Task goal: From the entries below, copy every line that holds the word "with".

━━━ Data to examine

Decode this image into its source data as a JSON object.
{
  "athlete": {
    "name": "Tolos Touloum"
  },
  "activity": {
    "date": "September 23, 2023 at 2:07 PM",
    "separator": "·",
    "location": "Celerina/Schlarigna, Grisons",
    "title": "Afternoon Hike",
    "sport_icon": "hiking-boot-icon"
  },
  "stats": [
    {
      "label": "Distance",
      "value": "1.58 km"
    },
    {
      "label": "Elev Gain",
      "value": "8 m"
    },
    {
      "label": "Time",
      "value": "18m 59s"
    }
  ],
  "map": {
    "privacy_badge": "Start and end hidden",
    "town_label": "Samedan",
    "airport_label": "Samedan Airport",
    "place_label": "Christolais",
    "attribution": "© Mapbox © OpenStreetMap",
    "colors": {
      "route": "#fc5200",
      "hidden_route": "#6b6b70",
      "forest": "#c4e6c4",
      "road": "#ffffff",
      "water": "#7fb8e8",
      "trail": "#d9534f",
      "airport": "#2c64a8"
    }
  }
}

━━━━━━
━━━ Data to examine

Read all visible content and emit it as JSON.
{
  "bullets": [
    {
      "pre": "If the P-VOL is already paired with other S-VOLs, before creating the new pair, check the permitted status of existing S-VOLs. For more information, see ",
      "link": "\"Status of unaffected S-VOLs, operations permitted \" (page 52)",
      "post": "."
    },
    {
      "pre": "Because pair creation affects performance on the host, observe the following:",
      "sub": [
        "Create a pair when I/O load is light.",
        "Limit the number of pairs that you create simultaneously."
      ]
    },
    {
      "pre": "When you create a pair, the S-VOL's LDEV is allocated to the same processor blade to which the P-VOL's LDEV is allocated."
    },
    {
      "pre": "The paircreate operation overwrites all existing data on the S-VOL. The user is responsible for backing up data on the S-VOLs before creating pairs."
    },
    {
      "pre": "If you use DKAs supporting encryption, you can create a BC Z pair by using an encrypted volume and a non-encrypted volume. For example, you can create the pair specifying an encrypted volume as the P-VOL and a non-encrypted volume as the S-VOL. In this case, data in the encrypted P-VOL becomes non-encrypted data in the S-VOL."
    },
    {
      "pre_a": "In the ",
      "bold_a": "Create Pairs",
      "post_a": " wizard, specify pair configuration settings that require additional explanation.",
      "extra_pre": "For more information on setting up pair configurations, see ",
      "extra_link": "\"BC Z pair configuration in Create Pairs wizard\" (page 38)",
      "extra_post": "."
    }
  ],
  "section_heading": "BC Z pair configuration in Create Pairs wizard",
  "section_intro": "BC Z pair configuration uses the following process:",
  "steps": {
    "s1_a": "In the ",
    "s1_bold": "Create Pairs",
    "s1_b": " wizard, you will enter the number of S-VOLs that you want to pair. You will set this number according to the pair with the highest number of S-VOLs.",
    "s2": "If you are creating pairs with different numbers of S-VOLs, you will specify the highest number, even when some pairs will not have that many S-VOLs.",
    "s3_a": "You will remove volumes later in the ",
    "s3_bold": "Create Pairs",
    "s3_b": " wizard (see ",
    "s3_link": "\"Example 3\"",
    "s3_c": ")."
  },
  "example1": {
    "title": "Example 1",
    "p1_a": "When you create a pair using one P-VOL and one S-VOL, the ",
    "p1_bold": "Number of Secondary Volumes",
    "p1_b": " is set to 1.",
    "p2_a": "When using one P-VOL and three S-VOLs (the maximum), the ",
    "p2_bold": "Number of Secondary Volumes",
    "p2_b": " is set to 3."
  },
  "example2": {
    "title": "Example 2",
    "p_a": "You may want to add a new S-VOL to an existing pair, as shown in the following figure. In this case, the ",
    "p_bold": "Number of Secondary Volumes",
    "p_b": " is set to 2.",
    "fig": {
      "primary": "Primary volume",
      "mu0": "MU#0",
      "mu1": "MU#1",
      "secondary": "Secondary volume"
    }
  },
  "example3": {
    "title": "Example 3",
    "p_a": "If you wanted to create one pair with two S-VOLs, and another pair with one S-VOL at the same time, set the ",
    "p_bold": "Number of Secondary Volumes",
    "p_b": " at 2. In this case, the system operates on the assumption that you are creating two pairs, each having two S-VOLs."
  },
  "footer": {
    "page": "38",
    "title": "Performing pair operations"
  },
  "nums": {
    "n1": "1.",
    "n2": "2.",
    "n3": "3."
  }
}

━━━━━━

Result for this exercise:
      "pre": "If the P-VOL is already paired with other S-VOLs, before creating the new pair, check the permitted status of existing S-VOLs. For more information, see ",
    "s1_b": " wizard, you will enter the number of S-VOLs that you want to pair. You will set this number according to the pair with the highest number of S-VOLs.",
    "s2": "If you are creating pairs with different numbers of S-VOLs, you will specify the highest number, even when some pairs will not have that many S-VOLs.",
    "p_a": "If you wanted to create one pair with two S-VOLs, and another pair with one S-VOL at the same time, set the ",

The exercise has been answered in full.